FISA Court Rubber Stamps Continued Collection Of Metadata On Every Single Phone Call
from the because-it-can dept
This won’t come as a huge surprise, I would imagine, but the telephony metadata dragnet collection that has to be renewed every few months “expired” today and was promptly reapproved by the FISA court, because “fuck you, that’s why.” That’s not quite what they said, but consider it the bureaucratic-speak equivalent, coming from the Director of National Intelligence:
Previously on several occasions, the Director of National Intelligence declassified certain information about this telephony metadata collection program in order to provide the public with a more thorough and balanced understanding of the program. Consistent with his prior declassification decision and in light of the significant and continuing public interest in the telephony metadata collection program, DNI Clapper has decided to declassify and disclose publicly that the government filed an application with the Foreign Intelligence Surveillance Court seeking renewal of the authority to collect telephony metadata in bulk, and that the court renewed that authority.
The administration is undertaking a declassification review of this most recent court order.
Of course, it’s true that last month, the previous order rubber-stamping this approval was declassified and revealed.
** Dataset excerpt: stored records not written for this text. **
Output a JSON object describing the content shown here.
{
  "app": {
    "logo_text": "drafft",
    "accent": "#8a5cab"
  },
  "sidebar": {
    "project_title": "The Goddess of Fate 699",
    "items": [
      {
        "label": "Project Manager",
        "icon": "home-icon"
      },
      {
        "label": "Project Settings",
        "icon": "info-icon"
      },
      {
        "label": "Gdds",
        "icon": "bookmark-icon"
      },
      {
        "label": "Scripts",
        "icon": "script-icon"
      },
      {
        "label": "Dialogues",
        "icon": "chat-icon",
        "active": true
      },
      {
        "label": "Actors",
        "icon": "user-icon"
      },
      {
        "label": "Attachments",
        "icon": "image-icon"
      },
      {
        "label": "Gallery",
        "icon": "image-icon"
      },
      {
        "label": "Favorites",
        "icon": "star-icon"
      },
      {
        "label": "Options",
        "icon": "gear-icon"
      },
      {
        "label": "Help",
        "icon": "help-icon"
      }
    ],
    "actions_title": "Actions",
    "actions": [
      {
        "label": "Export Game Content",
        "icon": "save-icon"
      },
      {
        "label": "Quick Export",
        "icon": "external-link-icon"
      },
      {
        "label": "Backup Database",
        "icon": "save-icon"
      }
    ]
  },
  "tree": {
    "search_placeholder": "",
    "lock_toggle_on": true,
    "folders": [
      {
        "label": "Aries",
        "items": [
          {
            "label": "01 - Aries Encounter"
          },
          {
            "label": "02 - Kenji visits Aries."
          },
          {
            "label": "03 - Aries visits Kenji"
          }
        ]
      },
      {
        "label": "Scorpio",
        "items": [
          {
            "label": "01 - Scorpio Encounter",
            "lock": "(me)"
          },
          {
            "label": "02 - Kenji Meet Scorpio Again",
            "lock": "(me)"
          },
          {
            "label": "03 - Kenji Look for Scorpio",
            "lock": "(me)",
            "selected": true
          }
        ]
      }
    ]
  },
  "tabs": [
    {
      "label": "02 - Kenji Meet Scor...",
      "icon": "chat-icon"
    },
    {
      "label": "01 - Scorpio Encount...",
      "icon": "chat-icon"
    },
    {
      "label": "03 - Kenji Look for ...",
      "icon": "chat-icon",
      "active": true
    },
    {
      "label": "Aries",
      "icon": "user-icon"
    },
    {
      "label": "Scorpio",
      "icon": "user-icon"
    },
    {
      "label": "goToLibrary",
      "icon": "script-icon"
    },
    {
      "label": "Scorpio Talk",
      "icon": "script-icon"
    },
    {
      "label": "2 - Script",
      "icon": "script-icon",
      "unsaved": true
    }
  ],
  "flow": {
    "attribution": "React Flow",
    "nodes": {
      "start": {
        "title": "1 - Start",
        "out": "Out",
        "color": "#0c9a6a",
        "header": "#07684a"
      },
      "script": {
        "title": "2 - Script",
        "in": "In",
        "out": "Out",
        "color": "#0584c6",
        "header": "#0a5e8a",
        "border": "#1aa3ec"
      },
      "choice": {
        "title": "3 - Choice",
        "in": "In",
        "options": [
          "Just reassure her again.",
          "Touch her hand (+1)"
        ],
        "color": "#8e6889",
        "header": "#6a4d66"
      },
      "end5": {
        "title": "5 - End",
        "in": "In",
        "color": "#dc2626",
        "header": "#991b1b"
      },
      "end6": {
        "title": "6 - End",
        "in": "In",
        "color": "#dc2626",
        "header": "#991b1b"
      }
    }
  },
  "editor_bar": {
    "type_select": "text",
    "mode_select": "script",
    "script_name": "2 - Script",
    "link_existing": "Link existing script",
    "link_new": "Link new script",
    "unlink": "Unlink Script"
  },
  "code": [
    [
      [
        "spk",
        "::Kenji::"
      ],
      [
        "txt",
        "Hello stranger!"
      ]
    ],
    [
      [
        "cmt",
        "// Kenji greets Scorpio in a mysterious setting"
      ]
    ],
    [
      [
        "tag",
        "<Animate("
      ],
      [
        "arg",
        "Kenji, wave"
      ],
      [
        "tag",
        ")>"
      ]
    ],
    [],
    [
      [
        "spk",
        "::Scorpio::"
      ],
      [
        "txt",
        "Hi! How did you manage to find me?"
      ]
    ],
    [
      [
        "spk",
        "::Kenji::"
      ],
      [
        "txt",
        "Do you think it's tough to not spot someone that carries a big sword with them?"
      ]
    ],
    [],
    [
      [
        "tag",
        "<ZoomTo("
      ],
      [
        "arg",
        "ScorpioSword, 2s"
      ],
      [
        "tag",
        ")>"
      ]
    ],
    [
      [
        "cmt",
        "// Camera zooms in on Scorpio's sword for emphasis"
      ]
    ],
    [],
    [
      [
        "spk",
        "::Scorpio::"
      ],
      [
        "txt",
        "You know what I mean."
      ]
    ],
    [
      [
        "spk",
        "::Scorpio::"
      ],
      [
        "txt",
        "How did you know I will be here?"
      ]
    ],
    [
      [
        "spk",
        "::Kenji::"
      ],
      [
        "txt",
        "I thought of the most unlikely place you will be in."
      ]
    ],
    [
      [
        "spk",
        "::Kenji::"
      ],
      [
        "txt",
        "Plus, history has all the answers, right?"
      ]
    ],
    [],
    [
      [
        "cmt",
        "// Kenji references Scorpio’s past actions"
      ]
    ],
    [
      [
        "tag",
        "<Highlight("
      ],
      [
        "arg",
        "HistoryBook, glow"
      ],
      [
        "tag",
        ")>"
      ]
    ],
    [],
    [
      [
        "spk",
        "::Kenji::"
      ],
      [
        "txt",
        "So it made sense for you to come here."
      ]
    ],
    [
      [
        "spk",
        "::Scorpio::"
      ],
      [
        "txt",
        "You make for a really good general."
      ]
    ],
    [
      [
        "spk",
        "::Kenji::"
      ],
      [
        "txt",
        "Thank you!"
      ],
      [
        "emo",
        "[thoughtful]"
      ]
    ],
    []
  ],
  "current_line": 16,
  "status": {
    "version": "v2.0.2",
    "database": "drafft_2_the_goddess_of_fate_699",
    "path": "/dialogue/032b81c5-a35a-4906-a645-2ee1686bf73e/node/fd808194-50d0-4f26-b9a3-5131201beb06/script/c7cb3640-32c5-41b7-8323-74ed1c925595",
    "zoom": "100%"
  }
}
Even though the same thing has been rubber stamped every few months for at least the past seven years, this time there was an attempt at a full justification for why it made sense. Of course, since it was a one-sided situation, without any adversarial hearing or opinion, it allowed the FISA court to make up its own rules and completely contradict the Supreme Court (to whom it’s supposed to listen). It seems highly doubtful that the eventual declassified version of this rubber stamp will be any different than the last one.
Of course, in the last three months, we’ve also learned that this program of collecting data on every phone call in the US has been necessary to stop precisely zero attacks in the US — but it did apparently lead them to a taxi driver sending some money to some not very nice people in Somalia. And, because of that, the NSA gets to keep track of everyone’s phone calls. As has been explained repeatedly, this seems to go against not just the spirit and intended purpose of the 4th Amendment, but the plain language of that same Amendment. But, the FISA court has earned its rubber stamp reputation for a reason, and apparently it’s not about to give up on it.